If you werenâ€™t living in Santa Cruz in the pre-Amazon era, itâ€™s probably hard to appreciate how wonderfully mundane it seemed back then to have a thriving literary scene. We didnâ€™t just take independent bookstores for granted, we took taking independent bookstores for granted for granted.
Not anymore, of course. Now most cities donâ€™t have an independent bookstoreâ€”even the one with a million people right over the hill. And Santa Cruz County has certainly lost our share of great bookstores, like Capitola Book CafÃ© and Bookworks, to name the most recent casualties. But lucky for us, there are still indie bookstores in Santa Cruzâ€”and the grande dame of them all, Bookshop Santa Cruz, has not just survived, but risen to be considered a model for others at a national level.
The truth is that Wallace Baineâ€™s new book marking the 50th anniversary of Bookshop Santa Cruz would have been a good idea even if this era of indie-lit crisis had never arisenâ€”and thatâ€™s a testament to the mark that the store has made on Santa Cruz culture.
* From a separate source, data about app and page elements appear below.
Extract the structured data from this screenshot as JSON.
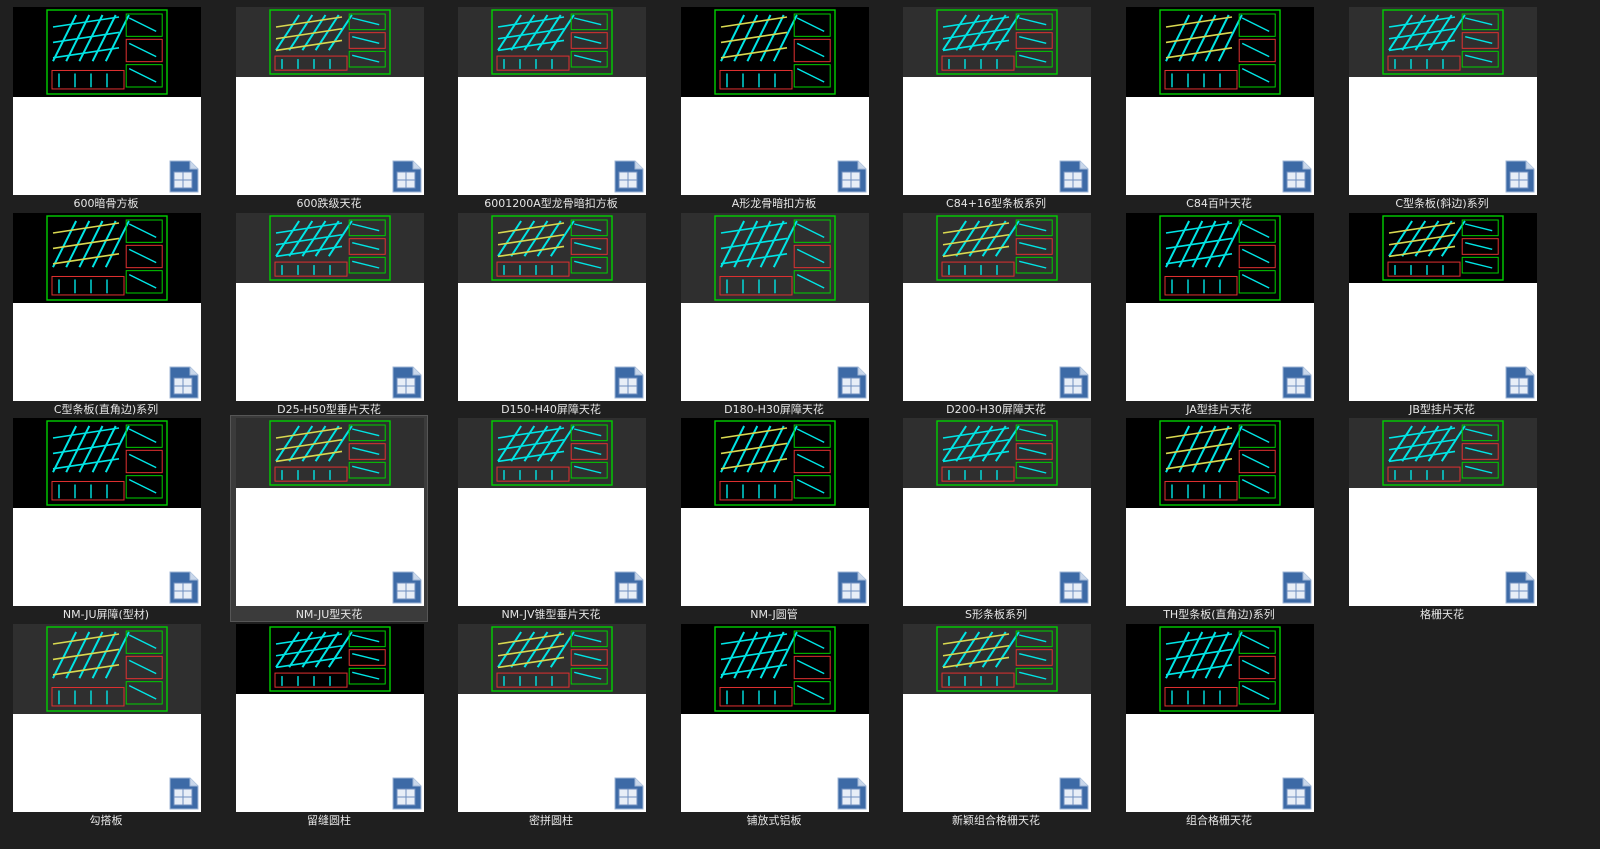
{
  "view": "thumbnail-grid",
  "colors": {
    "background": "#1f1f1f",
    "selected_background": "#3b3b3b",
    "preview_black": "#000000",
    "preview_gray": "#2f2f2f",
    "cad_frame": "#00d000",
    "cad_cyan": "#00e5e5",
    "cad_yellow": "#d8d850",
    "cad_red": "#e03030",
    "label_text": "#e6e6e6"
  },
  "file_icon": "dwg-document-icon",
  "files": [
    {
      "name": "600暗骨方板",
      "preview": "black"
    },
    {
      "name": "600跌级天花",
      "preview": "gray"
    },
    {
      "name": "6001200A型龙骨暗扣方板",
      "preview": "gray"
    },
    {
      "name": "A形龙骨暗扣方板",
      "preview": "black"
    },
    {
      "name": "C84+16型条板系列",
      "preview": "gray"
    },
    {
      "name": "C84百叶天花",
      "preview": "black"
    },
    {
      "name": "C型条板(斜边)系列",
      "preview": "gray"
    },
    {
      "name": "C型条板(直角边)系列",
      "preview": "black"
    },
    {
      "name": "D25-H50型垂片天花",
      "preview": "gray"
    },
    {
      "name": "D150-H40屏障天花",
      "preview": "gray"
    },
    {
      "name": "D180-H30屏障天花",
      "preview": "gray"
    },
    {
      "name": "D200-H30屏障天花",
      "preview": "gray"
    },
    {
      "name": "JA型挂片天花",
      "preview": "black"
    },
    {
      "name": "JB型挂片天花",
      "preview": "black"
    },
    {
      "name": "NM-JU屏障(型材)",
      "preview": "black"
    },
    {
      "name": "NM-JU型天花",
      "preview": "gray",
      "selected": true
    },
    {
      "name": "NM-JV锥型垂片天花",
      "preview": "gray"
    },
    {
      "name": "NM-J圆管",
      "preview": "black"
    },
    {
      "name": "S形条板系列",
      "preview": "gray"
    },
    {
      "name": "TH型条板(直角边)系列",
      "preview": "black"
    },
    {
      "name": "格栅天花",
      "preview": "gray"
    },
    {
      "name": "勾搭板",
      "preview": "gray"
    },
    {
      "name": "留缝圆柱",
      "preview": "black"
    },
    {
      "name": "密拼圆柱",
      "preview": "gray"
    },
    {
      "name": "铺放式铝板",
      "preview": "black"
    },
    {
      "name": "新颖组合格栅天花",
      "preview": "gray"
    },
    {
      "name": "组合格栅天花",
      "preview": "black"
    }
  ]
}
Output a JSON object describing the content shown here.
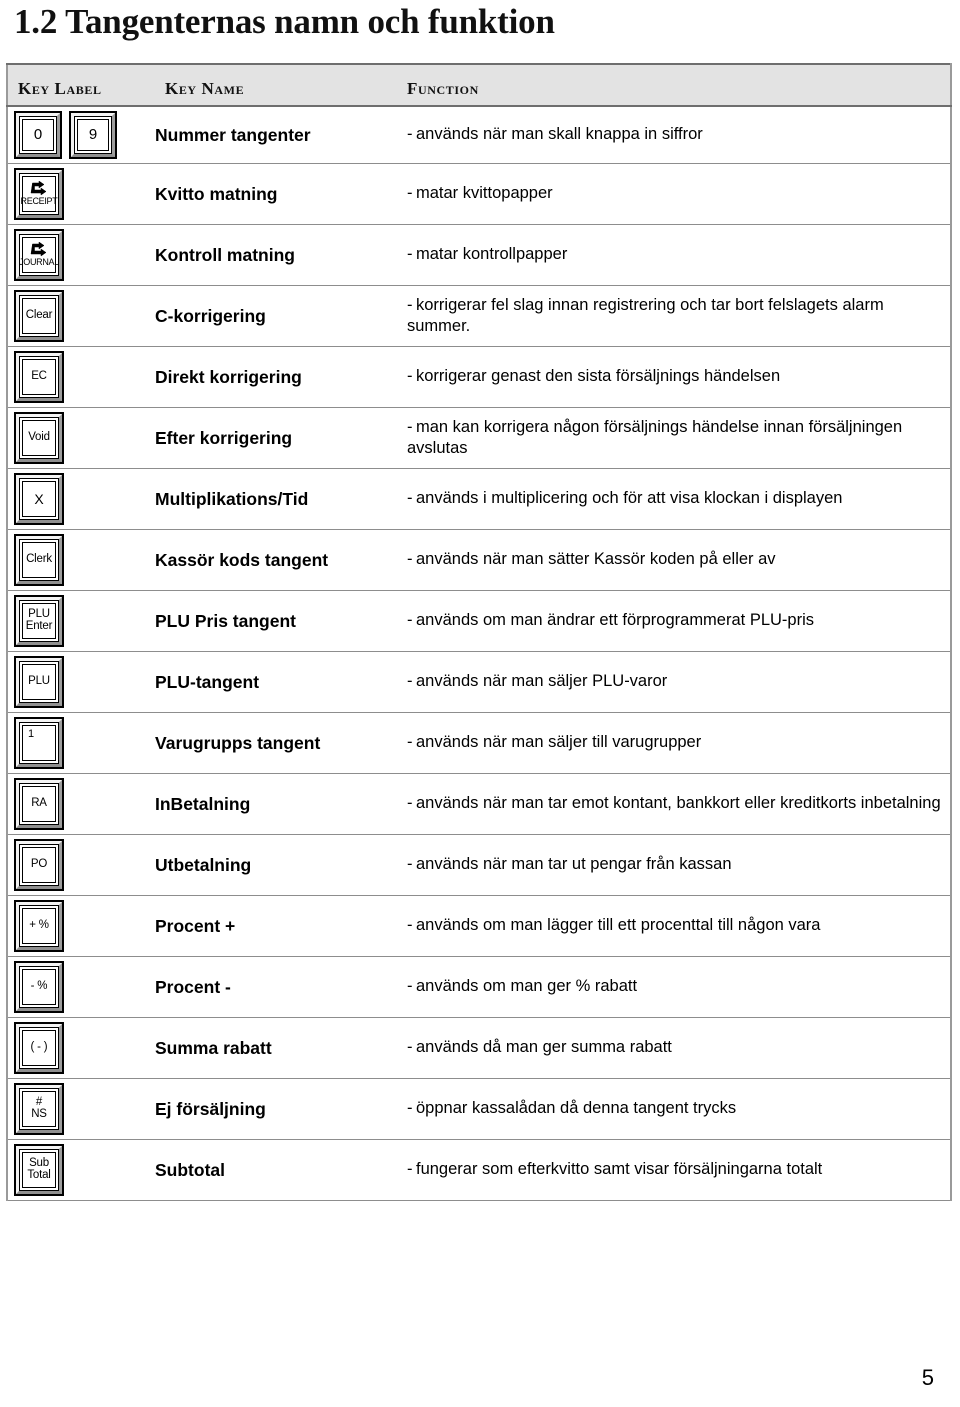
{
  "document": {
    "title": "1.2 Tangenternas namn och funktion",
    "page_number": "5"
  },
  "table": {
    "headers": {
      "key_label": "Key Label",
      "key_name": "Key Name",
      "function": "Function"
    },
    "rows": [
      {
        "keys": [
          {
            "type": "text",
            "cap": "0",
            "style": "num"
          },
          {
            "type": "text",
            "cap": "9",
            "style": "num"
          }
        ],
        "name": "Nummer tangenter",
        "function": "används när man skall knappa in siffror"
      },
      {
        "keys": [
          {
            "type": "feed",
            "cap": "RECEIPT",
            "style": "small"
          }
        ],
        "name": "Kvitto matning",
        "function": "matar kvittopapper"
      },
      {
        "keys": [
          {
            "type": "feed",
            "cap": "JOURNAL",
            "style": "small"
          }
        ],
        "name": "Kontroll matning",
        "function": "matar kontrollpapper"
      },
      {
        "keys": [
          {
            "type": "text",
            "cap": "Clear",
            "style": "normal"
          }
        ],
        "name": "C-korrigering",
        "function": "korrigerar fel slag innan registrering och tar bort felslagets alarm summer."
      },
      {
        "keys": [
          {
            "type": "text",
            "cap": "EC",
            "style": "normal"
          }
        ],
        "name": "Direkt korrigering",
        "function": "korrigerar genast den sista försäljnings händelsen"
      },
      {
        "keys": [
          {
            "type": "text",
            "cap": "Void",
            "style": "normal"
          }
        ],
        "name": "Efter korrigering",
        "function": "man kan korrigera någon försäljnings händelse innan försäljningen avslutas"
      },
      {
        "keys": [
          {
            "type": "text",
            "cap": "X",
            "style": "big"
          }
        ],
        "name": "Multiplikations/Tid",
        "function": "används i multiplicering och för att visa klockan i displayen"
      },
      {
        "keys": [
          {
            "type": "text",
            "cap": "Clerk",
            "style": "normal"
          }
        ],
        "name": "Kassör kods tangent",
        "function": "används när man sätter Kassör koden på eller av"
      },
      {
        "keys": [
          {
            "type": "stack",
            "cap": "PLU",
            "cap2": "Enter",
            "style": "normal"
          }
        ],
        "name": "PLU Pris tangent",
        "function": "används om man ändrar ett förprogrammerat PLU-pris"
      },
      {
        "keys": [
          {
            "type": "text",
            "cap": "PLU",
            "style": "normal"
          }
        ],
        "name": "PLU-tangent",
        "function": "används när man säljer PLU-varor"
      },
      {
        "keys": [
          {
            "type": "corner",
            "cap": "1",
            "style": "normal"
          }
        ],
        "name": "Varugrupps tangent",
        "function": "används när man säljer till varugrupper"
      },
      {
        "keys": [
          {
            "type": "text",
            "cap": "RA",
            "style": "normal"
          }
        ],
        "name": "InBetalning",
        "function": "används när man tar emot kontant, bankkort eller kreditkorts inbetalning"
      },
      {
        "keys": [
          {
            "type": "text",
            "cap": "PO",
            "style": "normal"
          }
        ],
        "name": "Utbetalning",
        "function": "används när man tar ut pengar från kassan"
      },
      {
        "keys": [
          {
            "type": "text",
            "cap": "+ %",
            "style": "normal"
          }
        ],
        "name": "Procent +",
        "function": "används om man lägger till ett procenttal till någon vara"
      },
      {
        "keys": [
          {
            "type": "text",
            "cap": "- %",
            "style": "normal"
          }
        ],
        "name": "Procent -",
        "function": "används om man ger % rabatt"
      },
      {
        "keys": [
          {
            "type": "text",
            "cap": "( - )",
            "style": "normal"
          }
        ],
        "name": "Summa rabatt",
        "function": "används då man ger summa rabatt"
      },
      {
        "keys": [
          {
            "type": "stack",
            "cap": "#",
            "cap2": "NS",
            "style": "normal"
          }
        ],
        "name": "Ej försäljning",
        "function": "öppnar kassalådan då denna tangent trycks"
      },
      {
        "keys": [
          {
            "type": "stack",
            "cap": "Sub",
            "cap2": "Total",
            "style": "normal"
          }
        ],
        "name": "Subtotal",
        "function": "fungerar som efterkvitto samt visar försäljningarna totalt"
      }
    ]
  },
  "icons": {
    "paper_feed": "paper-feed-arrow-icon"
  },
  "colors": {
    "header_background": "#e3e3e3",
    "border": "#6e6e6e",
    "row_divider": "#8d8d8d",
    "text": "#000000"
  }
}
And while it uses the history of the bookstore as a narrative backbone, A Light in the Midst of Darkness is perhaps even more important for the way it winds into other corners of Santa Cruzâ€™s literary historyâ€”for instance, Baineâ€™s wonderful writing about James Houston and Jeanne Wakatsuki Houston, a short section of the book that is excerpted in this weekâ€™s issue. Meanwhile, Wendy Mayer-Lochtefeld explores the bookâ€™s bigger themes in her interview with the author. Â Â
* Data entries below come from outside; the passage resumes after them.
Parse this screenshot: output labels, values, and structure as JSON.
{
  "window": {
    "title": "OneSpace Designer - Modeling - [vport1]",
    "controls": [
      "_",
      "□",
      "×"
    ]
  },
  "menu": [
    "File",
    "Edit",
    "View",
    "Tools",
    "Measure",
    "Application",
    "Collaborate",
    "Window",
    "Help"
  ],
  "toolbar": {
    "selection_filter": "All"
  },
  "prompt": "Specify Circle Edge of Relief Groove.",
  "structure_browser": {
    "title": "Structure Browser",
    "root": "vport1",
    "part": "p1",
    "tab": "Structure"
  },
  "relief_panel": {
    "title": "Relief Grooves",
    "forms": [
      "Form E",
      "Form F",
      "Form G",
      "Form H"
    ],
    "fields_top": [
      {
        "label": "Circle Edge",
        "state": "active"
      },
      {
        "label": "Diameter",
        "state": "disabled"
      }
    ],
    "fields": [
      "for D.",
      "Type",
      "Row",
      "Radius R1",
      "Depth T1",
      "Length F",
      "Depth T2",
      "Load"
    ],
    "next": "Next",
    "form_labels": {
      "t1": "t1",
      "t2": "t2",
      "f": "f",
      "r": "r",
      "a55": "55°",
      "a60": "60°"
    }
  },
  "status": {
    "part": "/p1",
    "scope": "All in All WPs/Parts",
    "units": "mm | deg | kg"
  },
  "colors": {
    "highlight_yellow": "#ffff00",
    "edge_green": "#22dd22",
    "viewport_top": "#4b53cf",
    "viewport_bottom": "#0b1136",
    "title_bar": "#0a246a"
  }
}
Baine will be talking about A Light in the Midst of Darkness at 2 p.m. this Saturday at Wellstone Center in the Redwoodsâ€”the publishing arm of which, Wellstone Books, published it. Heâ€™ll be in conversation with Wellstoneâ€™s publisher Steve Kettmann, myself, and two key figures in Bookshop Santa Cruzâ€™s history, Neal Coonerty and Casey Coonerty. I hope youâ€™ll join us!
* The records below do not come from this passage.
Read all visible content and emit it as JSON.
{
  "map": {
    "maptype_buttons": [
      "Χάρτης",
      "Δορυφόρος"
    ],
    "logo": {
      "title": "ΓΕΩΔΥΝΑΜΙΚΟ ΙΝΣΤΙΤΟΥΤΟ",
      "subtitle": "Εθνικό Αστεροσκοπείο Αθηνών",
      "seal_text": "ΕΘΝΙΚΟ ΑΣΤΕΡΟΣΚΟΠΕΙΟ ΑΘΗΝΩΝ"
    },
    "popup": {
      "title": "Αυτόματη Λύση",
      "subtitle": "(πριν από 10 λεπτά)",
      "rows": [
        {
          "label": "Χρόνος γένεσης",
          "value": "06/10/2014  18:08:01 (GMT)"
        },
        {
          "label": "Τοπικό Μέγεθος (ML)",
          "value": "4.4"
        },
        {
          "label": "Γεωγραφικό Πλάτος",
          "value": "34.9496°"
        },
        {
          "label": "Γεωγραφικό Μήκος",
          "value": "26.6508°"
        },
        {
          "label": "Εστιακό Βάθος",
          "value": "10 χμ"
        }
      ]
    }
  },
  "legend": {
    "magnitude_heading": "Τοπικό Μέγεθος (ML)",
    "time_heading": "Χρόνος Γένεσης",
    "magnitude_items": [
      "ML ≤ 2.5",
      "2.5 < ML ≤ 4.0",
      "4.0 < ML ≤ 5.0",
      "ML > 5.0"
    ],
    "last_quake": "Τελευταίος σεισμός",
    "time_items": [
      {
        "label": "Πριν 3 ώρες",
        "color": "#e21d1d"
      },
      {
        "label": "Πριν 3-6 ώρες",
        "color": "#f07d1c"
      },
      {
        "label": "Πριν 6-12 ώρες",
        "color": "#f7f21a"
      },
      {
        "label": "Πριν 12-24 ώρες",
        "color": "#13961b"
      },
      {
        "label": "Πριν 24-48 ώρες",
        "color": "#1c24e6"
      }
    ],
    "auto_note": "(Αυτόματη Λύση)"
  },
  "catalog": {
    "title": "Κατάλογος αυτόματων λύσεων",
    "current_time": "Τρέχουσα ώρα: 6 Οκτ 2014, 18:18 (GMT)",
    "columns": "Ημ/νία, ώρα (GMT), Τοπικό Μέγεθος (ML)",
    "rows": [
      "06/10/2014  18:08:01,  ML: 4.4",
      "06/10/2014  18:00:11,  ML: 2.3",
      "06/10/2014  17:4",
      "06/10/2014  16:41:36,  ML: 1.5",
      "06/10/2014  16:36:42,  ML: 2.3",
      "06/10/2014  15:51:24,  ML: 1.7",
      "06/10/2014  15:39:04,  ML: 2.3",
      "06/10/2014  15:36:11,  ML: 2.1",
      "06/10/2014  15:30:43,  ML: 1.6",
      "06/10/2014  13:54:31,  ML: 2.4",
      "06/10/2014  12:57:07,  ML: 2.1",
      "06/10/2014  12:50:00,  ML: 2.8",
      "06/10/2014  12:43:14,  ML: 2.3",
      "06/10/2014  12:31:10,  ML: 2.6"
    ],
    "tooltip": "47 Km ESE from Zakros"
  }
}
STEVE PALOPOLI | EDITOR-IN-CHIEF
Letters to the Editor
No Laughing Matter
I was eager to read â€œThe Vecchione Projectâ€ (GT, 10/26), and I hung onto every word until the last paragraph, which stated, “Vecchione admits that she gets â€˜really nervous beforehand, and then I become incredibly happy. It must mean Iâ€™m mentally ill,â€™ she says with a chuckle.â€ While most of us who suffer from bipolar disorder (which has potentially lethal high and low moods) love humor, as a womenâ€™s mental health advocate and mother with bipolar disorder, I found this remark offensive. The talented authors Christina Waters and Patrice Vecchione know that words have enormous power. In a time when one out of four adults live with a mood disorder and suicides are higher than ever, itâ€™s important to remember that at its core, mental illness is no laughing matter.
Dyane Harwood | Founder, Depression and Bipolar Support Alliance (DBSA), Santa Cruz County Chapter
Popular Vote is The Only Way
Re: Letters, 11/23: Steve Edwards only got it partially correct. Yes, the Electoral College was a nod to small states, but its main purpose was to appease the slave owning states. They had lots of land, but not a lot of free white men. (Twelve of our first 18 presidents were slave owners. George Washington owned more than 300.) So a compromise was reached to count each slave as 3/5 of a person! (I have not been able to ascertain whether this only included adult males.) Â
Moreover, basing a stateâ€™s Electoral College votes is absurd, when many people do not, or cannot, vote. Children canâ€™t vote. Prisoners cannot vote. Several religious sects do not believe in voting. Why should they be counted to give a state more voting power? All the votes in the country should be considered equal; the popular vote is the only way to do this. We are supposed to be the United States, after all. Â Â Â
Nancy DeJarlais | Capitola
Tribute to Lowery
Robert Lowery was his name. Blues was his game. He talked the talk and he walked the walk. A bluesman for life. Authentic and sincere. His gut-level guitar playing wrenched new life from traditional blues classics.
He was an accomplished artist of the first degree. A blues artist. The guitar fingerboard was his palette. Six steel strings and a metal slide would serve as brushes. The notes, mostly blue, were his choice of colors. Heâ€™d start to play and sing and instantly proceed to paint a true portrait of what the blues can feel like.
His music will live on through a rich repertoire of recordings. Man had the blues in the beginning, and he still has the blues today. Listen to the blues.
Rick Messina | Santa Cruz